The results showed that our approach introduced better image quality at higher compression ratios than JPEG and equivalent perceived quality as JPEG2000. Furthermore, it can more accurately reconstruct 3D surfaces at higher compression ratios than both techniques, i.e., in this respect it is superior to JPEG2000. On the other hand, it is more complex than both JPEG2000 and JPEG. A summary of the method main advantages and disadvantages is given below:

  • Advantages

    • ○ Our proposed method uses different block sizes of 8 × 8 and 16 × 16 leading to higher compression ratios. In contrast, the JPEG algorithm uses only 8 × 8 block size while in JPEG2000, the DWT is applied to the entire image.

    • ○ Our proposed algorithm splits the DC values from high-frequency coefficients into two different separate matrices. This step increases the compression ratio. In contrast, JPEG uses zigzag scan to keep the DC-values with high-frequency coefficients. Also, JPEG2000 uses raster scan to encode each sub-band of the DWT.

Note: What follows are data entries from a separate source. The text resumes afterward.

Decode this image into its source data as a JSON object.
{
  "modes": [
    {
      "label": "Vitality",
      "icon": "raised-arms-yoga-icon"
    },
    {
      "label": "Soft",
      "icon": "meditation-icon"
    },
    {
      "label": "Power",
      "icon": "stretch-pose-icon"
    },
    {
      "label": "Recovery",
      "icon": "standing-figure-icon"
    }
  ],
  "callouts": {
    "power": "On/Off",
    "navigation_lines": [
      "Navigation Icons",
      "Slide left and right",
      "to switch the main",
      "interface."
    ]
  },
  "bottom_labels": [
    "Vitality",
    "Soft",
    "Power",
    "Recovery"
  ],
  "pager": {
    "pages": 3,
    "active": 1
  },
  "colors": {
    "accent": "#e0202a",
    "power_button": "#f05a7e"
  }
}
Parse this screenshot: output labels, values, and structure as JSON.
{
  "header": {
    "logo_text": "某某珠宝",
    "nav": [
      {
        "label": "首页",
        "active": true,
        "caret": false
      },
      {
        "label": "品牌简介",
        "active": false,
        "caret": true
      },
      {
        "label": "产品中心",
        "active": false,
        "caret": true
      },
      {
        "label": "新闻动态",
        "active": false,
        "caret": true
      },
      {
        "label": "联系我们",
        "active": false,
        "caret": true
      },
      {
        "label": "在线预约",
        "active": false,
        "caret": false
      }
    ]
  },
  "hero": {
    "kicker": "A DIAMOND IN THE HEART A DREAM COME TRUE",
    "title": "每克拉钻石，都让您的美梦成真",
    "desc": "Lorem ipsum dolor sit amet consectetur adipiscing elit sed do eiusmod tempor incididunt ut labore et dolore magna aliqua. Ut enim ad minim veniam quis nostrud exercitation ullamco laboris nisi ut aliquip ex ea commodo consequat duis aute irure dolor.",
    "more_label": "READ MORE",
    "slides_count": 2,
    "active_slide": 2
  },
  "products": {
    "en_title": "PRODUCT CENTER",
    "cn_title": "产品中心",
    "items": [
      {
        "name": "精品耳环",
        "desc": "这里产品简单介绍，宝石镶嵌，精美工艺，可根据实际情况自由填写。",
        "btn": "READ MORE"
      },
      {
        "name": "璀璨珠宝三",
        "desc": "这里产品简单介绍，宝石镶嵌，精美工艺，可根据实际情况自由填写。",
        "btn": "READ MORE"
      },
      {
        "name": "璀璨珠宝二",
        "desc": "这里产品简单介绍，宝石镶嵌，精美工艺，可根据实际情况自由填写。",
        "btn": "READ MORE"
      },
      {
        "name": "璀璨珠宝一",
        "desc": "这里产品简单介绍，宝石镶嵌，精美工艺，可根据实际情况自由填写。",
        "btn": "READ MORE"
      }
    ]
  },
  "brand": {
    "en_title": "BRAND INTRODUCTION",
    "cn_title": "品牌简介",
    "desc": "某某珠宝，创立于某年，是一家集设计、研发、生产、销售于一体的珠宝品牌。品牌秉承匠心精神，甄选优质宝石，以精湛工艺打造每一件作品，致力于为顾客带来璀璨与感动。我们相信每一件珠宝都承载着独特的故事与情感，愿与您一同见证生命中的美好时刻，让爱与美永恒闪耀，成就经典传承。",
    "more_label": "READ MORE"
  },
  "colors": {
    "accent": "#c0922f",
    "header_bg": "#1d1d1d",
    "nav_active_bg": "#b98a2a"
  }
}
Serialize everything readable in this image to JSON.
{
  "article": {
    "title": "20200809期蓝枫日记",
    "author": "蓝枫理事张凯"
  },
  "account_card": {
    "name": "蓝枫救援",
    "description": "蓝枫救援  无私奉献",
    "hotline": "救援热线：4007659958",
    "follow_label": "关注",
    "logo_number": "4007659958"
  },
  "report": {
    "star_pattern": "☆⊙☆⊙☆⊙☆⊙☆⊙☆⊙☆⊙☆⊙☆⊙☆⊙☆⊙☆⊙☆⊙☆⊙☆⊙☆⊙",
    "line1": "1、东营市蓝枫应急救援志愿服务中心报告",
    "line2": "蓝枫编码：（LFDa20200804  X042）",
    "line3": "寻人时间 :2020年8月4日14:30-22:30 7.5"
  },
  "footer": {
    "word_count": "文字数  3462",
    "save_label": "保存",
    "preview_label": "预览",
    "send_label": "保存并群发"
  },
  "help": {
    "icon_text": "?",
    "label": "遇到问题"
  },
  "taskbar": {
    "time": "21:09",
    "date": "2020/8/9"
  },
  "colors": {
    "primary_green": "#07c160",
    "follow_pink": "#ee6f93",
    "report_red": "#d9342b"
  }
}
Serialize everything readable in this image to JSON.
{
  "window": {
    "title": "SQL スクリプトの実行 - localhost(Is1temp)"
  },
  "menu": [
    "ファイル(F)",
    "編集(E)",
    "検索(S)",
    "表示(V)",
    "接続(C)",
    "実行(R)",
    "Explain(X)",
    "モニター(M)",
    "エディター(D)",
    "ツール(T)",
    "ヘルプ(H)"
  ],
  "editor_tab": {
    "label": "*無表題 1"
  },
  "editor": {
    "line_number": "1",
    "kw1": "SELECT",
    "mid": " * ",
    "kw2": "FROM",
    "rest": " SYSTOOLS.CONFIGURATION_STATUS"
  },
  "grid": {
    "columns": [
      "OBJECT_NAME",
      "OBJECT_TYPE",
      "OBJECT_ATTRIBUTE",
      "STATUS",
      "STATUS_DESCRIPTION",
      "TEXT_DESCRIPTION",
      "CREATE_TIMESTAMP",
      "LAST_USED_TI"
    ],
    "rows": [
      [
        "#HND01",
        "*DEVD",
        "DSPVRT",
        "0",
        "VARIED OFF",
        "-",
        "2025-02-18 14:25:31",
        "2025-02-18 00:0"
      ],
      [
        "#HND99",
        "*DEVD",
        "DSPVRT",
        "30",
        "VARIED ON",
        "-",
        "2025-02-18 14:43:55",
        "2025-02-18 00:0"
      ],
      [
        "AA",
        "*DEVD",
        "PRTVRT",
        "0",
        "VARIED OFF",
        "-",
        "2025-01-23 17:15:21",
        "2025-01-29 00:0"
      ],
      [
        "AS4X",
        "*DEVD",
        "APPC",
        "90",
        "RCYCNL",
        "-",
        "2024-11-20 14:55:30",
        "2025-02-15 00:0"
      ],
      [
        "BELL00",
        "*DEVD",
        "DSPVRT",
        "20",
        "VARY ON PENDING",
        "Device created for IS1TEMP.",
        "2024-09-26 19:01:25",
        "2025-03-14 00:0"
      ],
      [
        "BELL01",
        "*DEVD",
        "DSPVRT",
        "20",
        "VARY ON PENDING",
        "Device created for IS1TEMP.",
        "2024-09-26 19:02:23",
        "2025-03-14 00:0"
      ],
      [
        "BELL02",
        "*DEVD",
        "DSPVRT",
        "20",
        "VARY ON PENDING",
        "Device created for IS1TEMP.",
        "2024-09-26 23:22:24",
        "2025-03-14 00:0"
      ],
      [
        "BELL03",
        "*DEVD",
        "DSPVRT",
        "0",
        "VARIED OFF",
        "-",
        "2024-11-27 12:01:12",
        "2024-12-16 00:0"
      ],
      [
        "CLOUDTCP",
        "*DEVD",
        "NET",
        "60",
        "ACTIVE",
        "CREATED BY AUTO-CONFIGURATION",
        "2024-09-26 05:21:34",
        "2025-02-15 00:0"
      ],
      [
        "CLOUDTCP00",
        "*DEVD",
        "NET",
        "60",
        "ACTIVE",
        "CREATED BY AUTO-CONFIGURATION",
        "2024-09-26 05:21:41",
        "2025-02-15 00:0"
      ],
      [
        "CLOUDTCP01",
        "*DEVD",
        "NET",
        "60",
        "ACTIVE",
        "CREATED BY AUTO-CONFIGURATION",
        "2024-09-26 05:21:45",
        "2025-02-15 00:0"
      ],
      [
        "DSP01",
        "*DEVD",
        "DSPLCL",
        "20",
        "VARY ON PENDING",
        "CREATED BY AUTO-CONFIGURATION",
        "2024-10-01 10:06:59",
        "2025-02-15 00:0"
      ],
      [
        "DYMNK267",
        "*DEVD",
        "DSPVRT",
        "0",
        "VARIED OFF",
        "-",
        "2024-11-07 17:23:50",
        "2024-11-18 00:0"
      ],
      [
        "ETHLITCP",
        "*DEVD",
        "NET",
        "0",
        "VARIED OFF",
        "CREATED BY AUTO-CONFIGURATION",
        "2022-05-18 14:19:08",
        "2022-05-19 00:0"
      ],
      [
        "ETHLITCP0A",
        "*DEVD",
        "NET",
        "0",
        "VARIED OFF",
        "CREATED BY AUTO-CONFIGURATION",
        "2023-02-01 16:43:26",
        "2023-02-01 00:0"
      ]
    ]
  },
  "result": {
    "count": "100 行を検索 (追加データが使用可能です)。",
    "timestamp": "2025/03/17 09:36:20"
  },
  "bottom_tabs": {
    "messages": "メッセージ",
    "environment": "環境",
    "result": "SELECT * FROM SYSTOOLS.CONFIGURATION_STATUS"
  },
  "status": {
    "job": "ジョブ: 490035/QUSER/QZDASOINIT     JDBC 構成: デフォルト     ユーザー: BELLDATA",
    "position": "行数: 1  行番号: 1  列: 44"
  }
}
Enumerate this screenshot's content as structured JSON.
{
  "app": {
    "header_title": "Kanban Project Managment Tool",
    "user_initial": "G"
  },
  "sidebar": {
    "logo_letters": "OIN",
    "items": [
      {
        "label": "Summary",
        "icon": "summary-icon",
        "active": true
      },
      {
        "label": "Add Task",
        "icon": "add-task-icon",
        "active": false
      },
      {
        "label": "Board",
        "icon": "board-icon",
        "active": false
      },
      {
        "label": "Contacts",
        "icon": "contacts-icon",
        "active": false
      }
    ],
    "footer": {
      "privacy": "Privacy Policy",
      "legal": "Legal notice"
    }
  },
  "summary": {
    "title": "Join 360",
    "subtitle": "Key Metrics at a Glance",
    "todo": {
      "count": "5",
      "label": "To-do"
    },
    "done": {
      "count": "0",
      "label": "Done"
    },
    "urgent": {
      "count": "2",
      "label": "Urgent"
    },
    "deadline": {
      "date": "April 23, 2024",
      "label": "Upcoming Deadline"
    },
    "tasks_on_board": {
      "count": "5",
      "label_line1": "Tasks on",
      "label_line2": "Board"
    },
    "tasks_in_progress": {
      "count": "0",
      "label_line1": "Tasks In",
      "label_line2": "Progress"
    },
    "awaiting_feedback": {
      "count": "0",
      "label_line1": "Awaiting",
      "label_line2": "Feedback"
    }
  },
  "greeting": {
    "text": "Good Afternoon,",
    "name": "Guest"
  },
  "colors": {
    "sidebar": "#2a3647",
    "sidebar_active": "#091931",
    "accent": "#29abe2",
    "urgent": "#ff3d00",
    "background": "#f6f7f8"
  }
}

    • ○ The high-frequency minimization method reduces matrix size, increases compression ratio, and encrypts the matrix by using two different keys. This type of algorithm (or similar) is not available neither to JPEG nor JPEG2000.

    • ○ The concurrent binary search algorithm for high-frequency matrix reconstruction depends on two different keys (i.e., the same keys used in the compression steps). The use of such keys makes our algorithms suitable for security applications as without the key data cannot be decompressed.

    • ○ Concerning 3D reconstruction, our approach can compress some images over 99% without significant degradation of the reconstructed 3D surface. In contrast, images compressed by JPEG or JPEG2000 at the same rate of compression show significant degradation as demonstrated here.

  • Disadvantages

    • ○ The complexity of the compression steps is due to the coding of each three items of data into a single value; for this reason, the time execution for compression is longer than for JPEG and JPEG2000 and more noticeable for large images.

    • ○ The complexity of the decompression algorithm depends on a search method. For this reason, the time execution for decompression is longer than JPEG and JPEG2000.

Future work is focused on efficient implementation of the decoding steps and their application to video compression. Research is under way and will be reported in the near future.